First, I created ~/bin/edit.sh to hand off to BBEdit. I use edit.sh whenever BBEdit is appropriate:

#!/bin/sh
# Edit in BBEdit, for programs that don't support arguments in $EDITOR.
bbedit --wait --resume "$@"

Next, I configured my bash profile to prefer edit.sh when I'm not connected via ssh (which means when I am in front of the Mac or using ARD/VNC), as my EDITOR and PAGER. My profile doesn't automatically determine whether to use bbdiff for Subversion, because I sometimes find it necessary to use non-BBEdit diff for Subversion (there are cases where the svn-to-bbedit handoff doesn't work well, and I have ended up editing scratch files instead of the real files, for instance). Here's the snippet that does this, from my profile:

if [[ ! $SSH_TTY ]]
then
  if [ -x ~/bin/edit.sh ]
    then
      export EDITOR=~/bin/edit.sh
    else export EDITOR=vi
  fi
  if [ -x /usr/bin/bbedit ]
    then export PAGER="col -b | bbedit --clean --view-top"
  fi
else export EDITOR=vi
fi # [[ ! $SSH_TTY ]]

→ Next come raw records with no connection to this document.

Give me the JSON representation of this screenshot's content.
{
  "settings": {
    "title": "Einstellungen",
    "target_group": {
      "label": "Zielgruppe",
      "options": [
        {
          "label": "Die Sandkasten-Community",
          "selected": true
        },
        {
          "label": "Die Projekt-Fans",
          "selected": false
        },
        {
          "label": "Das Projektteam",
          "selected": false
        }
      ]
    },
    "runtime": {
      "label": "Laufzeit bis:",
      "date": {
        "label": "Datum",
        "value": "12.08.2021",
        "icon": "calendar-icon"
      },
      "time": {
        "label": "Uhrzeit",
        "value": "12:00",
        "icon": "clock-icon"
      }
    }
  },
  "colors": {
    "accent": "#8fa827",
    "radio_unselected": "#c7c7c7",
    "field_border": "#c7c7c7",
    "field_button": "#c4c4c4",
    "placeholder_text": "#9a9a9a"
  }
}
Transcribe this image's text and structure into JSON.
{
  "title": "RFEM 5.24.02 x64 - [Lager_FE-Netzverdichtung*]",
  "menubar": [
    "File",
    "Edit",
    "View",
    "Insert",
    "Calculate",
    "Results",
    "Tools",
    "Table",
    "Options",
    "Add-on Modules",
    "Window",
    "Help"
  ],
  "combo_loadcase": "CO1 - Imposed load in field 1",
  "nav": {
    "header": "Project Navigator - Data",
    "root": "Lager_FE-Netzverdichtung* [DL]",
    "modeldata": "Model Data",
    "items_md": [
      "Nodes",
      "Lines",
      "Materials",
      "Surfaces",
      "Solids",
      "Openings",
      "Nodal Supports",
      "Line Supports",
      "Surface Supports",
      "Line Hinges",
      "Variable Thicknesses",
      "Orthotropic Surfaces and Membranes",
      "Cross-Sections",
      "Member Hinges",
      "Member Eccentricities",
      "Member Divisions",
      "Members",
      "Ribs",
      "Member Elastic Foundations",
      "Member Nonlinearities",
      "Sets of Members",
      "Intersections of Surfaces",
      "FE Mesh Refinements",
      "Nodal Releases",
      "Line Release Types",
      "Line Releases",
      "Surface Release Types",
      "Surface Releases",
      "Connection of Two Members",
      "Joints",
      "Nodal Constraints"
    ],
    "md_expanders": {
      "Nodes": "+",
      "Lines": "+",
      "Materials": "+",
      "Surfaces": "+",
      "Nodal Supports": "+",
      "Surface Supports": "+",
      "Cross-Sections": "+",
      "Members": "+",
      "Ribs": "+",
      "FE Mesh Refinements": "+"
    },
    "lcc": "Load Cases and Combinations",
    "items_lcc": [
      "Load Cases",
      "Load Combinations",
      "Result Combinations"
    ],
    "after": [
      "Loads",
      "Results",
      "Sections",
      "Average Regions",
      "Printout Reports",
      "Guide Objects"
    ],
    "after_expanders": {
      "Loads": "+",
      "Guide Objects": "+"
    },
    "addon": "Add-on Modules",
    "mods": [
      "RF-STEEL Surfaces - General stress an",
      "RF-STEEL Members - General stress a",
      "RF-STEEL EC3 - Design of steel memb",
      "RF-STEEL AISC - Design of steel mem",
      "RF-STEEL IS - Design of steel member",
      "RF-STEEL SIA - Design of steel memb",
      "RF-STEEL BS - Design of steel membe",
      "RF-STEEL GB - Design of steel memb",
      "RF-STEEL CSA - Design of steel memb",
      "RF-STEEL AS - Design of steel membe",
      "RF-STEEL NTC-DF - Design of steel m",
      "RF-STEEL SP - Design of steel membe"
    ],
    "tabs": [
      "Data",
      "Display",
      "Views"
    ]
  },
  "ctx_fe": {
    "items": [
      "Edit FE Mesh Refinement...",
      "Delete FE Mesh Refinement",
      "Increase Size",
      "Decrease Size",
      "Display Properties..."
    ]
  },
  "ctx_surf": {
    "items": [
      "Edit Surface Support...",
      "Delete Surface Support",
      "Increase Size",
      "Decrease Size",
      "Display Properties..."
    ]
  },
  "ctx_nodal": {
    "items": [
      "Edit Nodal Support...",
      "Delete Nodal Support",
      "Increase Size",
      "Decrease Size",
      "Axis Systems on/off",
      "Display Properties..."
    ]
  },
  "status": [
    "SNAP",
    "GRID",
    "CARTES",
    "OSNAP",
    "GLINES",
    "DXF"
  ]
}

In addition, I set up aliases for reviewing output from the svn command, based on Bob's suggestions. I just copy and paste one or more lines from svn output to review changes in BBEdit:

alias  A='bbedit --wait'
alias AM='bbedit --wait'
alias  C='bbedit --wait'
alias  D='true'
alias  G='svn diff --diff-cmd bbdiff --extensions "--resume --wait"'
alias  I='true'
alias  M='svn diff --diff-cmd bbdiff --extensions "--resume --wait"'
alias  R='svn diff --diff-cmd bbdiff --extensions "--resume --wait"'
alias  U='bbedit --wait'

I update and then review status so often that I built my own TLA:

alias sus='svn update

Monday, May 22 2006

BBEdit and Subversion

BBEdit and Subversion now play well together (actually it's since BBEdit 8.1, but I hadn't noticed at the time). I added a few lines to ~/.subversion/config:

[helpers]
diff-cmd = bbdiff
extensions = --wait --resume

Now "svn diff" (with or without arguments) does the right thing.

Update: svn honors $EDITOR.

Wednesday, May 3 2006

Using bbedit as My EDITOR and PAGER

When I'm in front of the Mac, I want to use use BBEdit as my EDITOR and PAGER. When I'm connected via ssh from another computer, I need to fall back to vi and less. The following snippets handle this for me. The first one goes in a shell initialization file such as .profile or .bashrc, and the second one is a separate shell script.

if [[ ! $SSH_TTY ]]
 then
  if [ -x ~/bin/edit.sh ]
   then export EDITOR=~/bin/edit.sh
  fi
  if [ -x /usr/bin/bbedit ]
   then export PAGER="col -b | bbedit --clean --view-top"
  fi
fi # [[ ! $SSH_TTY ]]
pepper@pepperbook:~$ cat bin/edit.sh 
#!/bin/sh
# Edit in BBEdit, for programs that don't support arguments in $EDITOR.
bbedit --wait --resume "$@"

BBEdit's command-line helper (bbedit), can invoke BBEdit, but normally returns immediately after passing along the specified file(s) -- it doesn't wait for the user to finish editing the file, as a standard UNIX editor would, so Bare Bones provides the -w option to make bbedit wait to return. Unfortunately, some programs won't run a program with arguments as EDITOR, so it has to be embedded into a shell-script that adds --wait --resume internally.

The PAGER bit is similar, and inspired by a TidBITS-Talk thread.